Winning with Quickness
Chris Jones’ size and length is enough to present a problem for a offensive lineman off the snap, but his burst and ridiculously quick first step can make him literally unblockable at times. Against Arkansas, Jones is lined up as the one-technique right defensive tackle. He times the snap perfectly, bursting across the line of scrimmage as the offensive lineman completely whiffs on his attempt at a block. Somehow, running back Alex Collins is able to effectively block him, giving the quarterback enough time to scramble and throw the ball away.
Jones’ first step is put on display again, this time against Missouri, launching himself into quarterback Matty Mauk’s face just a split second after he receives the snap.
Against Texas A&M Jones is a split second away from blowing up a screen play, but manages to deliver a shot to the quarterback just as he gets the ball out.

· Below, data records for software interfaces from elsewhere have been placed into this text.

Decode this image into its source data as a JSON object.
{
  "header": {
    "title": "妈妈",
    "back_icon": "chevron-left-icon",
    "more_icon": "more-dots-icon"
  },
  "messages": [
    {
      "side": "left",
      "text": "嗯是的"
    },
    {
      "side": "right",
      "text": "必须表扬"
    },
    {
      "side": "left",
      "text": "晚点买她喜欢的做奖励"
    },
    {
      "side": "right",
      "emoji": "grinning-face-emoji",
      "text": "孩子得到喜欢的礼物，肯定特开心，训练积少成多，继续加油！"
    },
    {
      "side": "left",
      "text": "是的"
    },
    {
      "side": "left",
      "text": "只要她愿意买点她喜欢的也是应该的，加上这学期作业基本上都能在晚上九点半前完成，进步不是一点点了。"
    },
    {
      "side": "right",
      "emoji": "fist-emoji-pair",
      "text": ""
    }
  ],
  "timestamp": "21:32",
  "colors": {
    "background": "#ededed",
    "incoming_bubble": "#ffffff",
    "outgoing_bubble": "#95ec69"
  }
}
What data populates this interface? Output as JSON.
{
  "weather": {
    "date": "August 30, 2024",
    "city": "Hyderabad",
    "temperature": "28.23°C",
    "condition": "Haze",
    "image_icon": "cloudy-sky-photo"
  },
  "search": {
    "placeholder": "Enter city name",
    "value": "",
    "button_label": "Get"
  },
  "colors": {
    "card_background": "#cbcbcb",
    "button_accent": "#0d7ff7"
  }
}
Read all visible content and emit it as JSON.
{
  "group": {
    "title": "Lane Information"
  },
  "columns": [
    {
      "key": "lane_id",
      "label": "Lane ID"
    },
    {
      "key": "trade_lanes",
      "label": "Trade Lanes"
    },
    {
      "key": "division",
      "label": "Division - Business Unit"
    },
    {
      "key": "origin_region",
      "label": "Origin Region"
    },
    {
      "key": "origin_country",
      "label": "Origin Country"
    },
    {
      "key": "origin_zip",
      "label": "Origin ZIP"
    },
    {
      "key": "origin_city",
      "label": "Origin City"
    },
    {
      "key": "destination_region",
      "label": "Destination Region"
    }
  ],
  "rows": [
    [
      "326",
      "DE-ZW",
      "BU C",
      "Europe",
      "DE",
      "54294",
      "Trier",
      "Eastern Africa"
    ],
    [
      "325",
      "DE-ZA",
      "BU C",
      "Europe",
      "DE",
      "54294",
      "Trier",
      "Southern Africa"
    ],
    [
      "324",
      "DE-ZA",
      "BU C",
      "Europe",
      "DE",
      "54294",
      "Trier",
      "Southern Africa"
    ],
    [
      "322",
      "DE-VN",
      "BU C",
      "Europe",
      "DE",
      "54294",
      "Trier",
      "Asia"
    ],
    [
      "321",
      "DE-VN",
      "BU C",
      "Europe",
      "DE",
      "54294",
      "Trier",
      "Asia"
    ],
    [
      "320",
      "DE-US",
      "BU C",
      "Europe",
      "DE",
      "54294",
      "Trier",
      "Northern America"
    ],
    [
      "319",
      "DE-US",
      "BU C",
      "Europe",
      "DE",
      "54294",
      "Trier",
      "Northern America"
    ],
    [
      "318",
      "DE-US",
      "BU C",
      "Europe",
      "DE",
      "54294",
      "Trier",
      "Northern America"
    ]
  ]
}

Winning with Hands and Counter Moves
There’s a big advantage to being an athletic defensive lineman with 35” long arms and Chris Jones regularly shows off an arm over or swim move to defeat opposing linemen and get after quarterbacks.
Lined up outside of the right tackle as a seven-technique defensive end, Chris Jones shows off his athleticism, clubbing his arm over the lineman’s and beating him inside forcing the quarterback to throw the ball away.

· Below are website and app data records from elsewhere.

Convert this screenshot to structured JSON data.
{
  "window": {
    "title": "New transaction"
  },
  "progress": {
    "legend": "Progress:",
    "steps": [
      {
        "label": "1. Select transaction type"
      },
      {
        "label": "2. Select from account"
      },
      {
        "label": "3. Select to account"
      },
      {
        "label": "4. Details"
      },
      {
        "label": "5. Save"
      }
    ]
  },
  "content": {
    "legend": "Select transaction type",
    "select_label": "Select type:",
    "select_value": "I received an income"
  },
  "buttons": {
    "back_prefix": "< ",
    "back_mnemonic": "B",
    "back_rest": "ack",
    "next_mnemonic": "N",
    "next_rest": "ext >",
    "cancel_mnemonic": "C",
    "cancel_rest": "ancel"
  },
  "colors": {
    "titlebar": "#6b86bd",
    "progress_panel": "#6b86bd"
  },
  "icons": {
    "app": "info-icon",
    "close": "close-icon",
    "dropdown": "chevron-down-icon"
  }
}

He forces another throwaway here against Louisiana Tech from an edge rusher position, but this time he simultaneously bends the corner (a ridiculous feat for someone of Jones’ size) while using his hands to prevent the left tackle to get a grip on him.

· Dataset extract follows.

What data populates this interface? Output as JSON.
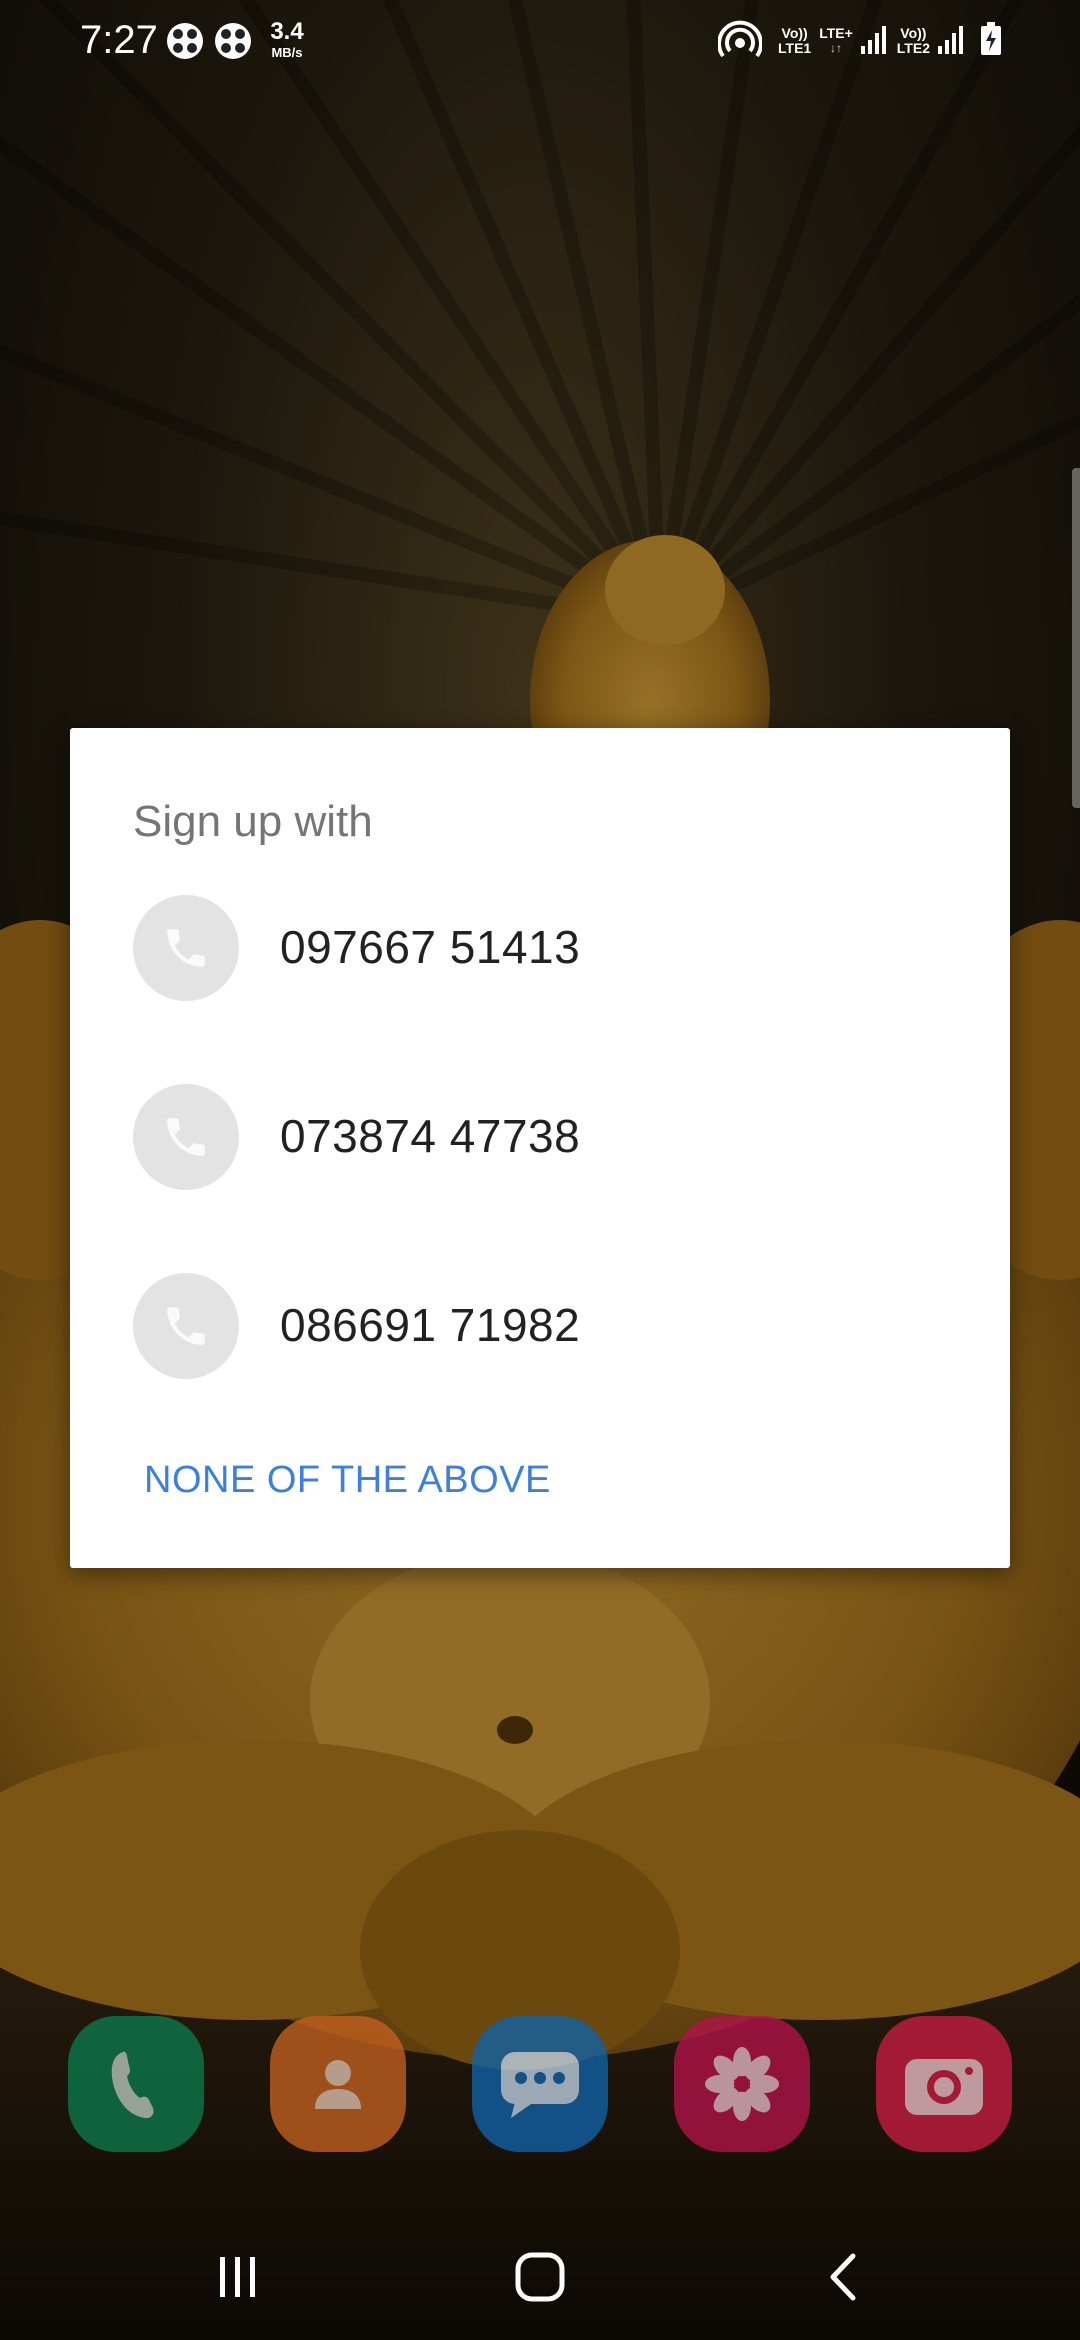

Jones’ quickness and ability to fight off blocks with his hands allow him to set up shop in opponents’ pockets for stretches at a time during games. Here he toys with Texas A&M’s center before getting into the face of the passer.
Winning with Power
Finally, Chris Jones has the power and natural strength that allows him to flat out embarrass opponents with an overwhelming bullrush. When Jones uses good technique in his get off, staying low and shooting his arms into his opponent’s chest plate, there’s not many linemen that stand a chance.
Here, Jones just mauls LSU’s guard, generating so much power and momentum that he actually launches the lineman off his feet and backwards. I don’t imagine film day being fun for this poor soul.
Against Arkansas, Jones lines up in a two-point stance in the “A” gap as a blitzing inside linebacker. He’s already moving with a full head of steam when he makes contact with the Razorbacks’ lineman and it takes about one second before he’s on the ground.
Projecting a Role for Chris Jones with Buffalo Bills
Chris Jones is an impressive player that is just starting to come into his own as a player. He saw significant playing time since he was a true freshman so it took him a little while to grow into his body, but he seems to just be starting to hit his stride. Every time I watch Jones, I can’t help but think of Muhammad Wilkerson when I had my first exposure to him prior to the 2011 draft. I’m not suggesting that Jones will develop into the All-Pro talent that Wilkerson has, but the two are so similar—from their measurables and body types to their styles of play, as well as the aspects of their games that needed refinement at this point—that Rex Ryan is likely thinking the same thing.
Chris Jones has the size, athleticism and talent that allows him to play literally any position on the defensive line, which makes him even more valuable to a coach like Rex Ryan that will show an offense countless looks and fronts throughout a game. Jones has prototypical size of a five-technique defensive end, but he’s quick enough to kick down inside to a three-technique, and has enough strength to move even further down and play the nose. Having a player with the versatility Jones offers is too enticing to turn down, especially when you have an All-Pro nose tackle with a $100 million salary just waiting to be unleashed. Adding Jones would allow the Bills to be creative with how they use Marcell Dareus and Kyle Williams within the scheme and using the No. 19 overall pick in the 2016 NFL Draft on him should be a no-brainer.